Breathe Again Toni Braxton
Patients who need life-saving treatment in Northamptonshire are being promised the fastest possible care with the launch of brand new helicopter.
The county's air ambulance team have just taken delivery of the fastet civilian helicopter available which can reach speeds of just under 200mph.
The Warwickshire and Northamptonshire Air Ambulance (WNAA) say it will enable them to quickly provide vital medical care on the scene often meaning the difference between life and death.
The aircraft has the capability for a rapid start and shut-down sequence and can be airborne in about 45 seconds where some services can take around two minutes to warm up and the same to shut down.
Andy Williamson, WNAA Chief Executive, told Heart “We are obviously very excited from an operational perspective to be getting a brand new aircraft.
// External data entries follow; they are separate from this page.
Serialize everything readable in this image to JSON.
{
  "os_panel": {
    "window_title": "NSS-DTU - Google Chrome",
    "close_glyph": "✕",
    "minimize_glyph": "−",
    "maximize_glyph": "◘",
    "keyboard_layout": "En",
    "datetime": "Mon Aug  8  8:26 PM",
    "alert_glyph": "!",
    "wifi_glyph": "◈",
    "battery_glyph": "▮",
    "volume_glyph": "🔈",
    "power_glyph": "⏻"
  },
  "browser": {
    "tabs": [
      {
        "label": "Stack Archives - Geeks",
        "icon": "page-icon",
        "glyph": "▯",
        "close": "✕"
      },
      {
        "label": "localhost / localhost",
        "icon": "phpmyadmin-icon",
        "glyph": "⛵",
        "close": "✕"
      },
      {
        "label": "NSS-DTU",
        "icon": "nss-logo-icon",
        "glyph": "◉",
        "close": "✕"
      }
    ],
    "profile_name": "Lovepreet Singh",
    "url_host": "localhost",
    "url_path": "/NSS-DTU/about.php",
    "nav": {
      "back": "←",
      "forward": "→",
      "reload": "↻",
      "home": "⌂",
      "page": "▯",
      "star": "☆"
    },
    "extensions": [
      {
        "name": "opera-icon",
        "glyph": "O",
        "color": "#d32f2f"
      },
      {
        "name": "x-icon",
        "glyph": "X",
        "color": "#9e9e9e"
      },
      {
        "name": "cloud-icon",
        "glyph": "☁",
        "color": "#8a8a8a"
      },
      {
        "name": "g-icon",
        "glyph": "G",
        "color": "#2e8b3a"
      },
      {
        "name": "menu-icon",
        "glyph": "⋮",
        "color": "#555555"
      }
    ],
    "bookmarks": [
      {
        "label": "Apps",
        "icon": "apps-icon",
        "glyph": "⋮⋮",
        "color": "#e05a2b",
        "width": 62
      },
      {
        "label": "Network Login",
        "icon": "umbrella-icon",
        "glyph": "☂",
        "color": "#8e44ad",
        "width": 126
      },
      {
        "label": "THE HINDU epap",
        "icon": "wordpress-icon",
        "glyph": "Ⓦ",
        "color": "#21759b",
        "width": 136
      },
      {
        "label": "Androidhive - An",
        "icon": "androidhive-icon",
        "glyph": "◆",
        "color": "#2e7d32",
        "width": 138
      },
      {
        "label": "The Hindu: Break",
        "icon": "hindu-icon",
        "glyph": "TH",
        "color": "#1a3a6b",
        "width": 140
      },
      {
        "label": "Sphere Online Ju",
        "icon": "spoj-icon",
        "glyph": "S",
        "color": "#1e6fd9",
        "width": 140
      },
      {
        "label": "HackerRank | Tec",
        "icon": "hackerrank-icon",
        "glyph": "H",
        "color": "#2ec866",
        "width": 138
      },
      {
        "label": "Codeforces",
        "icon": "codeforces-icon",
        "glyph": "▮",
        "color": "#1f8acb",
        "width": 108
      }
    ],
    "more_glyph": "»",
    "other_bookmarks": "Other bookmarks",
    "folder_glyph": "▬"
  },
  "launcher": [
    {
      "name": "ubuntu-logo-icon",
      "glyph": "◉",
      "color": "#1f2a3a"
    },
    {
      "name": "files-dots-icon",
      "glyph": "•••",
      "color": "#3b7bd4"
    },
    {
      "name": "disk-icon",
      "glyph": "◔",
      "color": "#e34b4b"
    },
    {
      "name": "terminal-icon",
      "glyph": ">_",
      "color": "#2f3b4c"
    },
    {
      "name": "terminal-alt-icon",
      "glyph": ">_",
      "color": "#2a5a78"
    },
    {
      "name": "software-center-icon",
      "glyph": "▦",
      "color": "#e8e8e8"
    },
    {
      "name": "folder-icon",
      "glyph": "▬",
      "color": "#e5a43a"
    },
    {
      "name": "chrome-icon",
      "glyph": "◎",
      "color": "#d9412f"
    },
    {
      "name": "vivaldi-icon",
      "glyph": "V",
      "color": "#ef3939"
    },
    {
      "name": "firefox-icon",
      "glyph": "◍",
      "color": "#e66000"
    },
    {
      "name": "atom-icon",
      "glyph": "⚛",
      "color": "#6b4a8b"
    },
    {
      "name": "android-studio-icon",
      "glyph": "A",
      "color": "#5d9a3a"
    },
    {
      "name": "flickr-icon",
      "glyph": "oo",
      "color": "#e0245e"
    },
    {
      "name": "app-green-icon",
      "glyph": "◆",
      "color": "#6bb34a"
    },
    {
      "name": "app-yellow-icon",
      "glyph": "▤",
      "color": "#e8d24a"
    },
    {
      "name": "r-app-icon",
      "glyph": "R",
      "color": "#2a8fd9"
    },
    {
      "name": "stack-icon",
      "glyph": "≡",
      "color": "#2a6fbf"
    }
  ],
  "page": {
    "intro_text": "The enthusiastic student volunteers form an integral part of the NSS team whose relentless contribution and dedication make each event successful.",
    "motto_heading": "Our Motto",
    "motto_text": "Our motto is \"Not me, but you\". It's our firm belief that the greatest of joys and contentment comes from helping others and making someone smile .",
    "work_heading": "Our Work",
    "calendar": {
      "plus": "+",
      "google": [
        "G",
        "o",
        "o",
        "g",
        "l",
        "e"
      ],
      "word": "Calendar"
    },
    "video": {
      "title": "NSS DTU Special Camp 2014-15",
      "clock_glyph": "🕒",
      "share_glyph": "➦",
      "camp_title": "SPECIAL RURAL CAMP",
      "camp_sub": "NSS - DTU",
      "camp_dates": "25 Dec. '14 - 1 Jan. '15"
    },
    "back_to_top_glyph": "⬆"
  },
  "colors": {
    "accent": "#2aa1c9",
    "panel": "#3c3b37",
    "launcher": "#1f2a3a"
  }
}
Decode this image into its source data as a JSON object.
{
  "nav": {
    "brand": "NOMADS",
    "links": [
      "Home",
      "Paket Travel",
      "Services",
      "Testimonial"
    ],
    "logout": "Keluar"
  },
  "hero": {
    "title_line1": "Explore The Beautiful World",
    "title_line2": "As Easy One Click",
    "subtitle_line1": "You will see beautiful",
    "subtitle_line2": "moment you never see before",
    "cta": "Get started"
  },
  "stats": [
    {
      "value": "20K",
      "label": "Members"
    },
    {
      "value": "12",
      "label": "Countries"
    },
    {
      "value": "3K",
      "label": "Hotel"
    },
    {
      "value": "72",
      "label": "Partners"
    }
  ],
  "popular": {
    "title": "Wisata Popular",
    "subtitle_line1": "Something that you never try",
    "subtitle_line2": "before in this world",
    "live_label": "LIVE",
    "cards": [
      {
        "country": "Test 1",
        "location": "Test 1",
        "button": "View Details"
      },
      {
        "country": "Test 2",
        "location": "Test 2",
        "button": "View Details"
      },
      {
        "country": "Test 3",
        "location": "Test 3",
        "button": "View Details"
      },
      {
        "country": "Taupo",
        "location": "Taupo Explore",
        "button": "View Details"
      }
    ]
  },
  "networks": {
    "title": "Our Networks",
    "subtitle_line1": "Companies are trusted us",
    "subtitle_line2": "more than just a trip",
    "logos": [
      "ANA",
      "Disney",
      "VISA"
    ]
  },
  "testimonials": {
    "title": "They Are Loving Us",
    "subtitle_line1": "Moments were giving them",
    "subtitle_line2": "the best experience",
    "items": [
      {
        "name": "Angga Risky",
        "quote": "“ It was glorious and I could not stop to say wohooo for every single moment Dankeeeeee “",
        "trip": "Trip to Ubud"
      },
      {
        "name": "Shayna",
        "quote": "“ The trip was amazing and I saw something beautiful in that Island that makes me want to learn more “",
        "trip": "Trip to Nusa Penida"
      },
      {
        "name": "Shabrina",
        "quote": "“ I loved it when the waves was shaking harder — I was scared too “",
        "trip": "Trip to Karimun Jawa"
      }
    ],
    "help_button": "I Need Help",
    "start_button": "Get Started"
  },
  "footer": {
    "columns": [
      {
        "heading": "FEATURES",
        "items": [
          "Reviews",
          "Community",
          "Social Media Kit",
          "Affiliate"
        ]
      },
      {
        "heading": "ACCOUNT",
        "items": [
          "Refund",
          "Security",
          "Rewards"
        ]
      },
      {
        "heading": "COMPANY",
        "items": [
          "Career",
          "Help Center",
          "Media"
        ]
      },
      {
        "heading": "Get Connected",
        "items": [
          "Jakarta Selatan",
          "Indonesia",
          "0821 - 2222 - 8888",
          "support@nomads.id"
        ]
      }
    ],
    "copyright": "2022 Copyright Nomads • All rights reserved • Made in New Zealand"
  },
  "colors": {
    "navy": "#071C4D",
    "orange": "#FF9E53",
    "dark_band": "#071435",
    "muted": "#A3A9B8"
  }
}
The WNAA team are continuously driven by providing the best possible care to our patients and this will help us to provide the best possible service and care."
The new aircraft will increase reliability and host an all new patient monitoring system and enhanced Lifeport Stretcher System. This is a new generation stretcher structure which automatically rotates and glides out of the aircraft door, reducing lifting and handling and improving patient comfort. It will also be fitted with full all weather capability instruments to enable the crew to fly in bad weather.
After seven years of service the old helicopter had flown over 3,400 flying hours and needed increased maintenance.
The new helicopter is leased from Sloane Helicopters, based at Sywell, as part of an ongoing lease agreement.
Since launching the charity in 2003 over 8,200 missions have been attended by the helicopter and crew are operational during daylight hours, seven days a week.
WNAA is one of the busiest air ambulances in the UK and attends 100 call outs per month on average this equates to around four calls a day; however, in peak times such as the summer they can attend 150 call outs per month.
WNAA is a registered charity and it costs over £1.5milion a year to keep the service operational.